• WHAT TO WORK ON
Copy out all lines of the records in which the word "color" appears.

━━━ EXTRACTED ENTRIES ━━━

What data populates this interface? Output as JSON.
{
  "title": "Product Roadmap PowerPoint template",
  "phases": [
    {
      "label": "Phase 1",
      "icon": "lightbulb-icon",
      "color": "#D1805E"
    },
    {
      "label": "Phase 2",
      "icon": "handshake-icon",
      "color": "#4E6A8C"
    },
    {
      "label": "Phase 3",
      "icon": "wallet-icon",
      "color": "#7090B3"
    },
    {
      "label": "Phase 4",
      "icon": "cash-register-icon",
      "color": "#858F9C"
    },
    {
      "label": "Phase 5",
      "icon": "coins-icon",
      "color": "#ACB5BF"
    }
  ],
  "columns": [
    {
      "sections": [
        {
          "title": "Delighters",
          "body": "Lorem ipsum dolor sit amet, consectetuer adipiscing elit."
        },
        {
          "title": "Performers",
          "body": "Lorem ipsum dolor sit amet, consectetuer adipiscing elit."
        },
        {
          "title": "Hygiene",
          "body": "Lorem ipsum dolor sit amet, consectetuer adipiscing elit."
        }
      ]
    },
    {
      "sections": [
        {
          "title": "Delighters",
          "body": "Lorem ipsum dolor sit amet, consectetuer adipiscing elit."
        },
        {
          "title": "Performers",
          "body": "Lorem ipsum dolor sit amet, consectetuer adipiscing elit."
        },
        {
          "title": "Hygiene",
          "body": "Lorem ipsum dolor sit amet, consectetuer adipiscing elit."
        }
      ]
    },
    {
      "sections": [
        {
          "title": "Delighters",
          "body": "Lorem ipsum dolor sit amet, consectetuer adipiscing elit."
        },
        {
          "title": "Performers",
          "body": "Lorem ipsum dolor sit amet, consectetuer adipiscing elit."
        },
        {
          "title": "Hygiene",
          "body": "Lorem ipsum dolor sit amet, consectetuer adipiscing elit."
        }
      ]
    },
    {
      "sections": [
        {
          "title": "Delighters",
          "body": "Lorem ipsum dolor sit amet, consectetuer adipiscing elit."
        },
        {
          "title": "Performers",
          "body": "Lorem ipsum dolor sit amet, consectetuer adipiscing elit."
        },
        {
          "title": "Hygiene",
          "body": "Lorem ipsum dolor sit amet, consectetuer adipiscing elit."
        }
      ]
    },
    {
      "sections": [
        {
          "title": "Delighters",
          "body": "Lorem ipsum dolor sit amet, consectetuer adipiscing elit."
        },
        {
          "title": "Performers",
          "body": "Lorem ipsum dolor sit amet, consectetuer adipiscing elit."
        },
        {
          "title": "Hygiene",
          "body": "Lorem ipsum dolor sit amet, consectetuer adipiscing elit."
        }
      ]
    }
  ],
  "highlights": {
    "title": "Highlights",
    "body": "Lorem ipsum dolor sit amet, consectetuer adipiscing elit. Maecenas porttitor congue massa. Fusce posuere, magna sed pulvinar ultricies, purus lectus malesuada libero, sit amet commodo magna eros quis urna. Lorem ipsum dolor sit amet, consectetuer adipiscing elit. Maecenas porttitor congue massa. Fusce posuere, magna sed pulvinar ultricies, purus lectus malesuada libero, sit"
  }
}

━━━

• TASK OUTPUT
      "color": "#D1805E"
      "color": "#4E6A8C"
      "color": "#7090B3"
      "color": "#858F9C"
      "color": "#ACB5BF"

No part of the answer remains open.